-- RECORD EXTRACTS follows --
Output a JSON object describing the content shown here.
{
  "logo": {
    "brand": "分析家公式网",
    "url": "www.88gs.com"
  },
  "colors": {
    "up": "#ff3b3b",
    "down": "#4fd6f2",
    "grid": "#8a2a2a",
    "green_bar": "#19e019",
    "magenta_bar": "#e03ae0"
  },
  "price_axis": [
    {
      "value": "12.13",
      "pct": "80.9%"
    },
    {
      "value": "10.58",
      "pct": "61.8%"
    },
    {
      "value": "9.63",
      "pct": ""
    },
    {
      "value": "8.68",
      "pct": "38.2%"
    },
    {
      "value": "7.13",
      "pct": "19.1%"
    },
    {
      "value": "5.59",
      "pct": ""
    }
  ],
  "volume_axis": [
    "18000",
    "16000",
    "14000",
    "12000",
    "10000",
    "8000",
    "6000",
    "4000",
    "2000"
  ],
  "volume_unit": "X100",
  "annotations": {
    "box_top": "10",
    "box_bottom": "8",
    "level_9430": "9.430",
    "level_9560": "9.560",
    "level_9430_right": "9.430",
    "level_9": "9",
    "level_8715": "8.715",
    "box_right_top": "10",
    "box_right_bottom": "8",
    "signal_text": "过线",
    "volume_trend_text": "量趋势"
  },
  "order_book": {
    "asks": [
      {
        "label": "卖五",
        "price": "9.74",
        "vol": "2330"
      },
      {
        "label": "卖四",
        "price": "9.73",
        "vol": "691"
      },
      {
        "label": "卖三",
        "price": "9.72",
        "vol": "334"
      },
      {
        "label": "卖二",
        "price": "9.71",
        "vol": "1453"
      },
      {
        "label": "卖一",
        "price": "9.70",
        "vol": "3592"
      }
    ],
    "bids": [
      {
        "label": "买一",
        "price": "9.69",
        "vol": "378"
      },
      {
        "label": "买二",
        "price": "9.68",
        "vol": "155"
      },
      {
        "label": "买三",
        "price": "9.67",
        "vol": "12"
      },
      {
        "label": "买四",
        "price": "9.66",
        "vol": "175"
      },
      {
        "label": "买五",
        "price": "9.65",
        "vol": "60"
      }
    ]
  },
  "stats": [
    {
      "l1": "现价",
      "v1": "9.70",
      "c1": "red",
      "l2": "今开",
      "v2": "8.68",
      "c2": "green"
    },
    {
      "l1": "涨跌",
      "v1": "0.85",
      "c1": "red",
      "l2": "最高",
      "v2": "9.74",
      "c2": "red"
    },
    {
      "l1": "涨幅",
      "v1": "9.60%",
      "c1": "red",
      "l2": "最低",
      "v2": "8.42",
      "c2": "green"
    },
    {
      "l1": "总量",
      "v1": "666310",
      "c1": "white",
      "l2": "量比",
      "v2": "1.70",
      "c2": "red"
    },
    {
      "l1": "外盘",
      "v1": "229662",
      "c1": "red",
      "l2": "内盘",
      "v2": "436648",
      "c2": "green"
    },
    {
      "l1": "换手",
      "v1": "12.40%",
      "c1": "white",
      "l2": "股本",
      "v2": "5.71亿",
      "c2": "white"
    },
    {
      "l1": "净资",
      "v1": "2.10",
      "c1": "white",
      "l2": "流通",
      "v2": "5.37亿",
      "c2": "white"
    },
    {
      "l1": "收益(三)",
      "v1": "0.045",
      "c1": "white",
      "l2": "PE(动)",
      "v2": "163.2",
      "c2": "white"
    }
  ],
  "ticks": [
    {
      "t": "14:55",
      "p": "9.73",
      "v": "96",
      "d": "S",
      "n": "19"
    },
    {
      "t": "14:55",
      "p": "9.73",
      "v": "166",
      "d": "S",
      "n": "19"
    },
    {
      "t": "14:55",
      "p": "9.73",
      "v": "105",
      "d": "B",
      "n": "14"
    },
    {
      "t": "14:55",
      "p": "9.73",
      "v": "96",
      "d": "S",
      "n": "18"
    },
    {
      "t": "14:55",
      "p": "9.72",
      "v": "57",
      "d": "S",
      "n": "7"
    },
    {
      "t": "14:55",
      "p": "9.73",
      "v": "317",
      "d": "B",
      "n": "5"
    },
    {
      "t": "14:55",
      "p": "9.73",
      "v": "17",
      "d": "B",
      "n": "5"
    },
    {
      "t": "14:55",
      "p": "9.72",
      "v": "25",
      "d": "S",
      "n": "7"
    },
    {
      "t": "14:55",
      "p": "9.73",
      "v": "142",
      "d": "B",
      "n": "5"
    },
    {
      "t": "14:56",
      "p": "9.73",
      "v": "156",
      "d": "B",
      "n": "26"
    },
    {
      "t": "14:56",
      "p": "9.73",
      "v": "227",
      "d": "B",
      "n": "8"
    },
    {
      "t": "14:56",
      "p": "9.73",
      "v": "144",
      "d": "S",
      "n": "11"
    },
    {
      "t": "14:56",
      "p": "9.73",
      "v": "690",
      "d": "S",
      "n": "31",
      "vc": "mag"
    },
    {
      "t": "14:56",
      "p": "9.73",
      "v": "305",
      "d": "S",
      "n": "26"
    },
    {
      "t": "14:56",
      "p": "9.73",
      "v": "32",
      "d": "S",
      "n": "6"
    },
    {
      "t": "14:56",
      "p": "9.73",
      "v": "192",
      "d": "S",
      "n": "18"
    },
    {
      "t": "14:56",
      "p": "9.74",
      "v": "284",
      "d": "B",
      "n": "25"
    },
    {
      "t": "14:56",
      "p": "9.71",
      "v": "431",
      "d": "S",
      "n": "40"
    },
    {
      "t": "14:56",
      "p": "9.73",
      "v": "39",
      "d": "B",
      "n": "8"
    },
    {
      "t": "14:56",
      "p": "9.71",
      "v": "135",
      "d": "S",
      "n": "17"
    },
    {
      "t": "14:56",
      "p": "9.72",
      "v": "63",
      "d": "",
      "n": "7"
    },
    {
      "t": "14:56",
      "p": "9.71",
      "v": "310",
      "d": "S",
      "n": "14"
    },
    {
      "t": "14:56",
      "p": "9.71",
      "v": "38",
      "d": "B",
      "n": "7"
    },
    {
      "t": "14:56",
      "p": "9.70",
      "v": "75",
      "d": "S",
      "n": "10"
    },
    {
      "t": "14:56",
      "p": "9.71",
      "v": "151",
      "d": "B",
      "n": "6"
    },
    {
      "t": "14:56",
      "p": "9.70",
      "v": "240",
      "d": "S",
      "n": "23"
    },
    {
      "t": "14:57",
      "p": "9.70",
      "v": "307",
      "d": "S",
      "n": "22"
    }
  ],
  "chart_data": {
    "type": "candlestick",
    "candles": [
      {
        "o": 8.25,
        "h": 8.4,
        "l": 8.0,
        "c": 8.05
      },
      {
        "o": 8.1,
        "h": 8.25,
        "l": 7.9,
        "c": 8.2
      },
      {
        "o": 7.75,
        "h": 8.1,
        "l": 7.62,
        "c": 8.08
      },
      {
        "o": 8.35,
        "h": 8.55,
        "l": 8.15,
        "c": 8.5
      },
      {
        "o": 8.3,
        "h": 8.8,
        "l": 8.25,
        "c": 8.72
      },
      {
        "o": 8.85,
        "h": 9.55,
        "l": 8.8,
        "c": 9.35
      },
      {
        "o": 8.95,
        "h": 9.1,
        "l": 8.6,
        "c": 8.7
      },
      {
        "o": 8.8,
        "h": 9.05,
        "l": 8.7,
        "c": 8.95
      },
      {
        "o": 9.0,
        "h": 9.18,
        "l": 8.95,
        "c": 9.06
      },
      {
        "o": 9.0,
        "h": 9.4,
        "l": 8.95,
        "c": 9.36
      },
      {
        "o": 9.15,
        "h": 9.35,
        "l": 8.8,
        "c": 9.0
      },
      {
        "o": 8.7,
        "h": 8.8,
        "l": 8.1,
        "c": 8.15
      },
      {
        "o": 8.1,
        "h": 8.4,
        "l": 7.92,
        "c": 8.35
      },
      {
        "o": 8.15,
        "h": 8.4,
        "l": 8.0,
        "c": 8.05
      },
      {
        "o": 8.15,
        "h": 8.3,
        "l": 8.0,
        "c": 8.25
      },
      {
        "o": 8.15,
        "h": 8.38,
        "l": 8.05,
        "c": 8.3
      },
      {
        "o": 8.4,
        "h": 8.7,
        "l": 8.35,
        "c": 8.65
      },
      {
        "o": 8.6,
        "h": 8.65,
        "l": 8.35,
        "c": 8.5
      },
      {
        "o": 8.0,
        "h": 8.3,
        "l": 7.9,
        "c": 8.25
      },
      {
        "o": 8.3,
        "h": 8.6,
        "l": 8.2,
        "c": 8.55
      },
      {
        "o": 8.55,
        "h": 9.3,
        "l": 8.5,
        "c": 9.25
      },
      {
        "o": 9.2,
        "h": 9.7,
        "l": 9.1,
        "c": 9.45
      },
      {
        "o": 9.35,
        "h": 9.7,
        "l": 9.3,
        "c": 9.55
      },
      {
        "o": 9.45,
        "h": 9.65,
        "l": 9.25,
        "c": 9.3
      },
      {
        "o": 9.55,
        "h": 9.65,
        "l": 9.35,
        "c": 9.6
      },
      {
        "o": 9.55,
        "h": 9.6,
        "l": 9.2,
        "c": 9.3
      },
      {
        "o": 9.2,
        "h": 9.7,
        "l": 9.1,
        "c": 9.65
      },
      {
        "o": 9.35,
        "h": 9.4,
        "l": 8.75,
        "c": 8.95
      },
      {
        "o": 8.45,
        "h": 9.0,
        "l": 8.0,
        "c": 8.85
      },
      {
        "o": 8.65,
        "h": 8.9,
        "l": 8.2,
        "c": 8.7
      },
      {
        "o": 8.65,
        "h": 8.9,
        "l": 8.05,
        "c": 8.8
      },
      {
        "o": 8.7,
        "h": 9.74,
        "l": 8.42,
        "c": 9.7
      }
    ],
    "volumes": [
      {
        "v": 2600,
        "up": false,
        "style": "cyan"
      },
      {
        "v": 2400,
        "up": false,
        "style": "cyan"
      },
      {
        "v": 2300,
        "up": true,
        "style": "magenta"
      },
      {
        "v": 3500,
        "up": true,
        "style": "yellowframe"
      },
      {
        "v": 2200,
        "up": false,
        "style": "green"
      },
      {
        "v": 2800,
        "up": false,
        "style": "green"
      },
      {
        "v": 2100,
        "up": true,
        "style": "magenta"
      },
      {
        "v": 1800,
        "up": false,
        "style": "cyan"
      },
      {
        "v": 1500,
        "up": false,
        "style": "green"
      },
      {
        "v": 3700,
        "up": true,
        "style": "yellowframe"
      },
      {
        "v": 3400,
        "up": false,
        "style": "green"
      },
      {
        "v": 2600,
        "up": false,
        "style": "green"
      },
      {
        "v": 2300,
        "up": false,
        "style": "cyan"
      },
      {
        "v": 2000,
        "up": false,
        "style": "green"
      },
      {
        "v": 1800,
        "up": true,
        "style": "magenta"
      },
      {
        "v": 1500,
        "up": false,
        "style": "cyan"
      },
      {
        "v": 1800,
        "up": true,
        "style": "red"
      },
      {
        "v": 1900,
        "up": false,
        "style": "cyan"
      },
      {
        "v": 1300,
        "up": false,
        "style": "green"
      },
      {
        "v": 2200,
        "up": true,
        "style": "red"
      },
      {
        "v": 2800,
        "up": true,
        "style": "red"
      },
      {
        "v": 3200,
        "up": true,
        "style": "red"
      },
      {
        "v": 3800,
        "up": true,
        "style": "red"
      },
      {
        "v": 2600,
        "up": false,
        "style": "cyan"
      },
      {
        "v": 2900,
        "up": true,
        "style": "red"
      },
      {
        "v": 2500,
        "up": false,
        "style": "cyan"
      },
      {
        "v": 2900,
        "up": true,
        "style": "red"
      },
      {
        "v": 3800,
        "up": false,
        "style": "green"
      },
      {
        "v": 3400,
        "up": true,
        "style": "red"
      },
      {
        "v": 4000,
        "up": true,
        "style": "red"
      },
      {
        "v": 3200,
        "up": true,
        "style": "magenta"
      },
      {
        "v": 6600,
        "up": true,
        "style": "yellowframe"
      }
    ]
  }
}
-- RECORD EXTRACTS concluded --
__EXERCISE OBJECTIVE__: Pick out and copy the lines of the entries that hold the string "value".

__TASK RESPONSE__:
      "value": "12.13",
      "value": "10.58",
      "value": "9.63",
      "value": "8.68",
      "value": "7.13",
      "value": "5.59",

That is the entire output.